Recent weeks saw Sheffield more closely resembling Hollywood as parts of the city were taken over by film crews, as shooting got underway on a new series to air on Netflix. Teen skating drama “Zero Chill” employed city streets, with catering trucks appearing on Norfolk Road and filming taking place in the adjacent Cholera Monument Grounds and Clay Wood. As is only to be expected for an ice skating drama Pad Two at iceSheffield was transformed into the fictional Hammerstrom Ice Hockey Academy for the show, which Netflix says features a fully skating cast and is being shot in a ‘fluid camera style’ to make the audience feel like they are actually sharing the ice with the characters.
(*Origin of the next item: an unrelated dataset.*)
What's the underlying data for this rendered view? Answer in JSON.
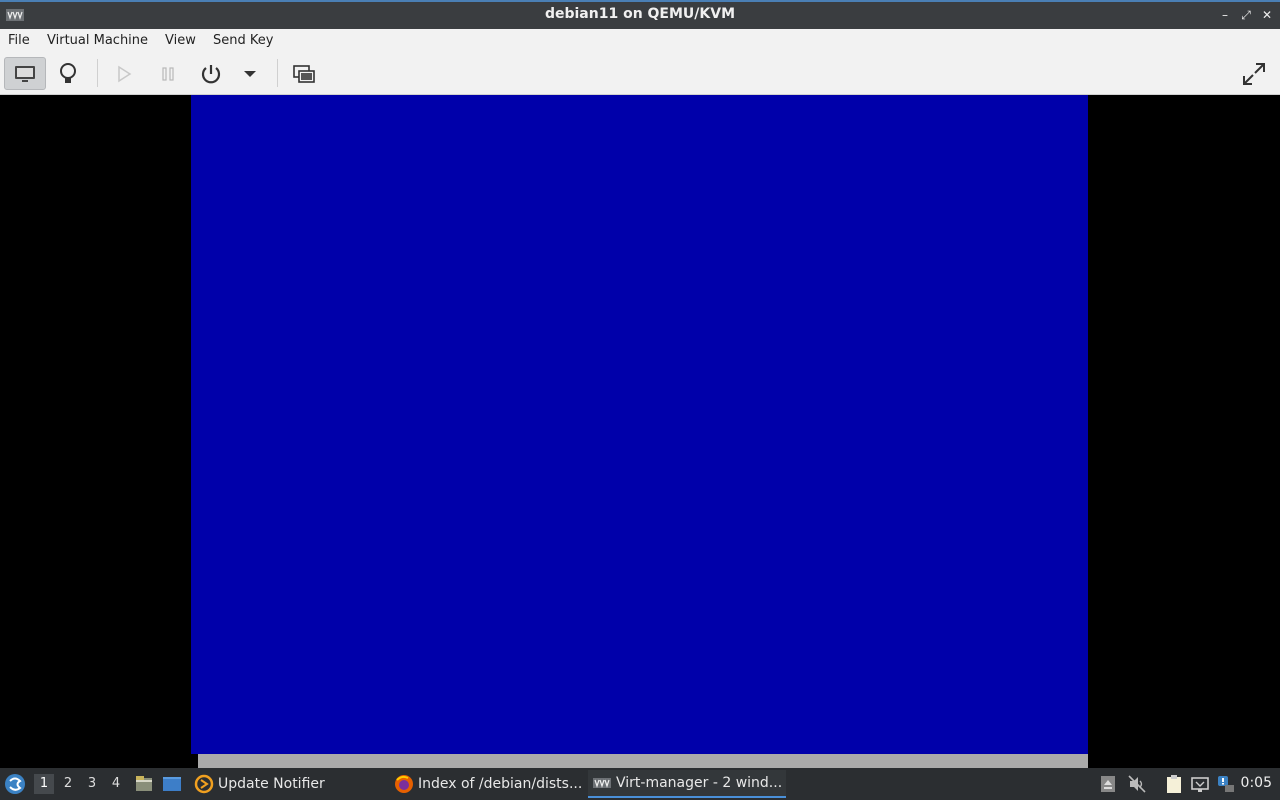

With filming expected to continue until late March, and the production involving a 100 locally based supporting artists, extras as well and cast and crew who are being housed in local hotels and apartments, the production represents a significant investment into the city.
But this is far from the first time that Sheffield and its distinctive architecture and landmark buildings have been used in blockbusting productions. In fact Sheffield prides itself on being a film friendly city, with Sheffield City Council actively promoting the area as a film-friendly destination, a heritage and culture-rich location, working with partners such as Screen Yorkshire and South Yorkshire Filmmakers Network to attract film makers.
Built on seven hills, and one of the greenest places in the UK Sheffield provides film makers with a showcase for the Peak District National Park together with a vibrant and evolving urban centre that includes award winning public spaces, brutalist architecture, heritage landmarks and innovative modern buildings.
The latest incarnation of the iconic traveller in space and time, Doctor Who swapped London and Cardiff for the Steel City, with the Grade II* listed Park Hill Estate just one of the city’s landmarks being used as a filming location. The building was also a significant location in the award winning productions “This is England 88” and “This is England 90”, spin offs from gritty British drama “This is England” (2006).
Sheffield has doubled for Belfast in thriller “’71” (2014) starring Jack O’Connell, who didn’t have to travel far from his home town of Derby, and Croydon in “How to Talk to Girls at Parties“ (2017) which starred Hollywood royalty Nicole Kidman.
The film version of Alan Bennett’s play “The History Boys” (2006) was set and filmed in Sheffield, as was satirical comedy “Four Lions” (2010) and “When Saturday Comes” (1996) features one of the city’s most famous sons Sean Bean, who portrays a drunken Sheffield brewery worker who gets picked up for a local non-league football team before being scouted by Sheffield United.
And last but not least, Sheffield itself is as much of a character as Gaz, Dave or Lomper in the hugely successful and much loved “The Full Monty” (1997), so much so that the premiere was quite rightly hosted in the city.
So the next time you’re visiting your local multiplex or indulging in the latest binge watch, keep your eyes peeled, the Steel City may well play a supporting role.